Chastain drove his car straight into the Turns 3 and 4 wall on the final lap and held the throttle wide open to qualify for the Cup Series title race on Sunday. The move gained Chastain five positions and his lap time was nearly two seconds faster than race winner Christopher Bell. It was also the fastest Cup Series lap ever at Martinsville and entirely a product of Chastain using the wall as his guide.
After the race, some drivers mused if what Chastain did at Martinsville could be replicated at Phoenix — the site of this weekend’s title race — and other tracks on the schedule. And on Tuesday, NASCAR vice president Steve O’Donnell effectively gave drivers in NASCAR’s top three series the green light to copycat Chastain if they want to try.
“Certainly within the rules, what he did, and was able to execute it,” O’Donnell said Tuesday on SiriusXM 90. “As with anything you see of the first time, you have to take a look. We’ve had a number of discussions internally about that move and all the what ifs but that’s within the rules and believe that’s where we’ll be for Phoenix as well and then something we can definitely evaluate in the offseason.”

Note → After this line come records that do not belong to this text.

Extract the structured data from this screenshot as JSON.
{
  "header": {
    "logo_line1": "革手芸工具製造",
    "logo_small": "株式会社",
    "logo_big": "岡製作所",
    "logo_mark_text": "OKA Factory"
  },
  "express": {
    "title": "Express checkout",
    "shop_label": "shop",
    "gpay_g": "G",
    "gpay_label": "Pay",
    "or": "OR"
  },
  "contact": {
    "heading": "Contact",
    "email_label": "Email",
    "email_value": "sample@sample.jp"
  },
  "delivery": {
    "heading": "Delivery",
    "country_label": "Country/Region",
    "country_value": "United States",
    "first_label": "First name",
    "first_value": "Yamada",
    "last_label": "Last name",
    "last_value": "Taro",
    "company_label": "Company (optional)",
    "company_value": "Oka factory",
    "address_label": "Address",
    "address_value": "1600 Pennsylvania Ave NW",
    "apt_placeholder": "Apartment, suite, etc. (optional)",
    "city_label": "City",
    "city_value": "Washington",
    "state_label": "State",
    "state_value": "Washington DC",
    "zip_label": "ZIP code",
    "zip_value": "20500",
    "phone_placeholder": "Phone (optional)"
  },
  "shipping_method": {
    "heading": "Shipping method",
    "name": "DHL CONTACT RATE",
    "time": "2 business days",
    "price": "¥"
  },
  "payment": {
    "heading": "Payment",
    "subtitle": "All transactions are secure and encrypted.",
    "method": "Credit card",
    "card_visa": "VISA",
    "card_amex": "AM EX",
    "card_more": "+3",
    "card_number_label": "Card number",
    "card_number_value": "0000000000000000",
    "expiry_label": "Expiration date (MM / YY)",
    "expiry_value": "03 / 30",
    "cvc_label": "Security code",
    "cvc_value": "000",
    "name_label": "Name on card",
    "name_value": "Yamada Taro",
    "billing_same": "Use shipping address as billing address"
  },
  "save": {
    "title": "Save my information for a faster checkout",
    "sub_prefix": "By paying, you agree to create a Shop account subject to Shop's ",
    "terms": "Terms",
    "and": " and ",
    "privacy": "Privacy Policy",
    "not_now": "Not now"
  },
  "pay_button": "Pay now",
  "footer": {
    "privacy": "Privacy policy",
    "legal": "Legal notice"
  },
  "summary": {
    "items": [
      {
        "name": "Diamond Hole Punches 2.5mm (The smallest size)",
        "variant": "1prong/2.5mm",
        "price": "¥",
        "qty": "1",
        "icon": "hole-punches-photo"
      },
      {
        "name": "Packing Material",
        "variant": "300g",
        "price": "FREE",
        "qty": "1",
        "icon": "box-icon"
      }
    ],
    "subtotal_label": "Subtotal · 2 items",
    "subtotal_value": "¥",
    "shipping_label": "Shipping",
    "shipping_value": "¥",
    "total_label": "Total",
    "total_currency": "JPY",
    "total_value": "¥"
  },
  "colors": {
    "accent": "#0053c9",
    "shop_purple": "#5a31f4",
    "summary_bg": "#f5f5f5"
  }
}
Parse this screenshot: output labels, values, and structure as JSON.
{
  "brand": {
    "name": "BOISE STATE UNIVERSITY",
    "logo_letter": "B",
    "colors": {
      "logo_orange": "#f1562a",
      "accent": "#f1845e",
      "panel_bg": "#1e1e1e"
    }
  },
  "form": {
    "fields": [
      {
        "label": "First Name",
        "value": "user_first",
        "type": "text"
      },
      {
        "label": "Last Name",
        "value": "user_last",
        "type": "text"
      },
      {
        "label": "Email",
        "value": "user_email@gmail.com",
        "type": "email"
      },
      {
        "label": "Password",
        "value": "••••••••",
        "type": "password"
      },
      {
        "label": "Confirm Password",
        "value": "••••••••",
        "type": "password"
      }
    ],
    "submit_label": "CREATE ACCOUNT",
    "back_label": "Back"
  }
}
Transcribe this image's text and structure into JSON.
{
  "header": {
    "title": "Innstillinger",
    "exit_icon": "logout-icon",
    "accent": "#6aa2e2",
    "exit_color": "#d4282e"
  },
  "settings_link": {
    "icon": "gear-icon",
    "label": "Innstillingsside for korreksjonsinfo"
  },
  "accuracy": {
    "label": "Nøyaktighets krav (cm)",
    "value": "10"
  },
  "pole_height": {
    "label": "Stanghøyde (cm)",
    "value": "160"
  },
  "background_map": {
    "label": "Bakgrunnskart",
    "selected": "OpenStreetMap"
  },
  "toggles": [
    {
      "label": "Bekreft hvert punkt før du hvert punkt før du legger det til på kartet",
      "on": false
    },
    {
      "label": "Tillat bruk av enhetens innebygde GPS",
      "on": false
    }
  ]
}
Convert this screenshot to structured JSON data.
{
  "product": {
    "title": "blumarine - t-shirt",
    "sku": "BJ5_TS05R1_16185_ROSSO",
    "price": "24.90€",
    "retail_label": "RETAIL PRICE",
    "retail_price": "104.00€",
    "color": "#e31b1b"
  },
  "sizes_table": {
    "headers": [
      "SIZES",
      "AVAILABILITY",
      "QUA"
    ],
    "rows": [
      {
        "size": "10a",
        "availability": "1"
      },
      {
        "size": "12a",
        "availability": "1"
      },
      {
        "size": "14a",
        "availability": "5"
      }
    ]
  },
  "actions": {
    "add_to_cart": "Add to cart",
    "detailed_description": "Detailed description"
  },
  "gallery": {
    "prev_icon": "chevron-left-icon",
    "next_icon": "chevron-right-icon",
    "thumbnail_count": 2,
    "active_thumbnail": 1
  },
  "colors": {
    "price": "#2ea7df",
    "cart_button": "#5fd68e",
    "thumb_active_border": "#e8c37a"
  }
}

💭 "It was a move that was within the bounds of the rulebook."
#NASCAR COO Steve O'Donnell told #TMDNASCAR that the video game move @RossChastain pulled was perfectly legal and that they "don't think it's right to adjust the rules" with one race left in 2022. pic.twitter.com/V2F8JREOCQ
— SiriusXM NASCAR Radio (Ch. 90) (@SiriusXMNASCAR) November 1, 2022
It makes sense that NASCAR wouldn’t rush to ban Chastain’s move this week. Any rule would likely be hasty and NASCAR officials likely don’t have enough time to hash out various scenarios and possible loopholes. Any rule of this nature is best implemented over the offseason with plenty of deliberation.
But O’Donnell’s stated reasoning for not implementing a rule ahead of Phoenix doesn’t hold up well to basic scrutiny from anyone with a working knowledge of how quickly and frequently rules change in NASCAR’s three series.
“Looking at it, it was a move that was within the bounds of the rule book and really don’t think it’s right to adjust the rules when, for 35 points races we’ve been one way and then throw a wrinkle in it for the 36th,” O’Donnell said.
Adding a rule to prevent the replication of Chastain’s move at Phoenix wouldn’t be out of the ordinary for a sanctioning body that has frequently made midseason changes when issues with the rules have come up. Just this year, NASCAR changed its in-race rules for damaged cars ahead of the playoffs.
And the 36th Cup Series race of the season is, by the nature of the playoffs, run on different terms than any other race during the postseason given its winner-take-all format. Plus different tracks have different rules. Drivers can run on the apron at tracks like Phoenix and Auto Club to gain time but they can’t do so at Daytona and Talladega. A temporary rule for Phoenix would hardly be a break in NASCAR precedent.